By Raoul Lowery Contreras
President Trump appears to be gearing up to effectively declare war on Mexico. It would be the fourth time the U.S. has made war, declared and undeclared, with our next door neighbor.
In the first war between the United States and Mexico in 1846, President James Polk lied to the American people by claiming Mexicans troops had invaded American soil and drawn American blood.
Countering Polk was an Illinois congressman and future President, Abraham Lincoln, who contested the causes for the war and demanded to know exactly where Americans had been attacked. “Show me the spot,” he demanded.
In the second war in 1914, President Woodrow Wilson ordered the occupation of Mexico’s ports at Tampico and Vera Cruz after Mexican forces had detained a dozen American sailors for a brief hour. The Mexicans refused to fly an American flag and fire a 21-gun salute as an “apology.”
The real reason for occupying the ports was to prevent a load of German munitions bought by the new government of General Victoriano Huerta from arriving. Though Huerta had taken over the government with help from President Wilson’s ambassador to Mexico, the President wanted Huerta out. His orders to the Navy were: “Seize customs house. Do not permit war supplies to be delivered to Huerta government or to any other (Mexican) party.”
When Huerta was replaced by another revolutionary leader, Venustiano Carranza, who President Woodrow Wilson tacitly supported, the Americans left Mexico, only to return within two years.
On March 9, 1916, horse soldiers of Mexican revolutionary Pancho Villa entered the United States and attacked the town of Columbus, New Mexico, killing 17 Americans. Villa’s forces ultimately suffered many dead and wounded when troops from a nearby U.S. Army encampment arrived armed with machine guns.
But Americans were incensed. President Wilson knew a good thing when he saw it, so, with a view of helping our British cousins in the European war by abandoning neutrality, Wilson called up the nascent 100,000-man National Guard and sent them to the Mexican border to train. A force of 10,000 aided by airplanes was dispatched into Mexico to hunt and kill Villa. They were commanded by Brig. Gen. John J. Pershing, the later commander of American troops in Europe. The American force was in Mexico for 11 months, but failed to capture Villa.
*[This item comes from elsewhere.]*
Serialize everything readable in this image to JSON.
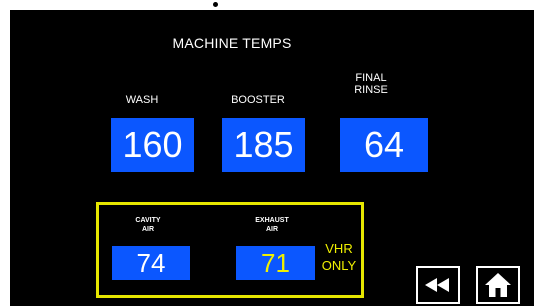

In a firefight at Carrizal on June 21, 1916, with Mexican federal troops under Carranza, dozens of American soldiers died and a group of them were captured and held until all American units left in 1917.
The current strain between the United States and Mexico is the worst of any since the failed hunt for Pancho Villa.
All of it has been fomented by Trump, starting with his depiction of Mexicans as rapists, drug smugglers and criminals in the speech announcing his candidacy.
Trump, without a scintilla of knowledge about international trade, calls the most successful trade agreement in American history — the North American Free Trade Agreement with Canada and Mexico — the “worst” deal ever made by the United States. His solution: gigantic tariffs on steel and aluminum imported from Mexico and Canada.
It was an impulsive decision, or course, maybe even the “worst” — to use Trump’s term — by a President in years. It had nothing to do with the facts. The United States actually sold $3.6 billion more steel to Mexico over the past two years than Mexico sold to the United States.
But the fourth war with Mexico is on. President Trump ordered it. Mexico struck back with tariffs on U.S. agricultural products, including apples, cranberries, cheese, potatoes, pork and whiskey. Trump voters in Iowa and Wisconsin who raise hogs, Kentuckians who make whiskey, Missourians who make nails from Mexican steel, and Michiganders who raise apples and make auto parts from Mexican steel will all suffer. Many will lose their jobs.
This isn’t 1916. Many American jobs are being threatened by the imposition of Trump’s tariffs on our next door neighbor.
Raoul Lowery Contreras is a political consultant and the author of “The Armenian Lobby & American Foreign Policy” and “The Mexican Border: Immigration, War and a Trillion Dollars in Trade.” Frank D. Gomez is a retired senior foreign service officer.
>> Subscribe to Times of San Diego’s free daily email newsletter! Click hereFollow Us: